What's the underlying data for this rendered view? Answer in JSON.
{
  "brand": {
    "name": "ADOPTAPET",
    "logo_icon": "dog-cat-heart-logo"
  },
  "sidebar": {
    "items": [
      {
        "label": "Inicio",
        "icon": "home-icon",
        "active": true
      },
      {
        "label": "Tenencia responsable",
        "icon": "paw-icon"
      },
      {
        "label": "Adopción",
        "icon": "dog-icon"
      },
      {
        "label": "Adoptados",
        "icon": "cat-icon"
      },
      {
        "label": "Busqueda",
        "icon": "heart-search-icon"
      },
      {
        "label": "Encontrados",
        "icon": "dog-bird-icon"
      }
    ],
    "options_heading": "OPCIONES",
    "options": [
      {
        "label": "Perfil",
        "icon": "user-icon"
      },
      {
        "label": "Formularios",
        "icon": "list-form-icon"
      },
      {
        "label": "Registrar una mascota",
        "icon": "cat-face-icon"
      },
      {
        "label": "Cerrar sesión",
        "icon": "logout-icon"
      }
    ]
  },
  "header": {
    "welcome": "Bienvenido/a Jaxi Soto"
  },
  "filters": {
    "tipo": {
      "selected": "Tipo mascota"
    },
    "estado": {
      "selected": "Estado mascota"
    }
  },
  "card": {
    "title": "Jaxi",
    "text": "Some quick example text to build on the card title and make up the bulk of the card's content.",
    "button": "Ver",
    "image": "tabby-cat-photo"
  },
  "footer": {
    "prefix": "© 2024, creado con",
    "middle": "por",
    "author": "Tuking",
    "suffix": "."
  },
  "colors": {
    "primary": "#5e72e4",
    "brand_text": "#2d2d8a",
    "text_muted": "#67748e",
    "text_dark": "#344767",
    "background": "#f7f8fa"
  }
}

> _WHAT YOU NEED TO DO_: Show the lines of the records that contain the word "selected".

> _EXERCISE OUTPUT_:
      "selected": "Tipo mascota"
      "selected": "Estado mascota"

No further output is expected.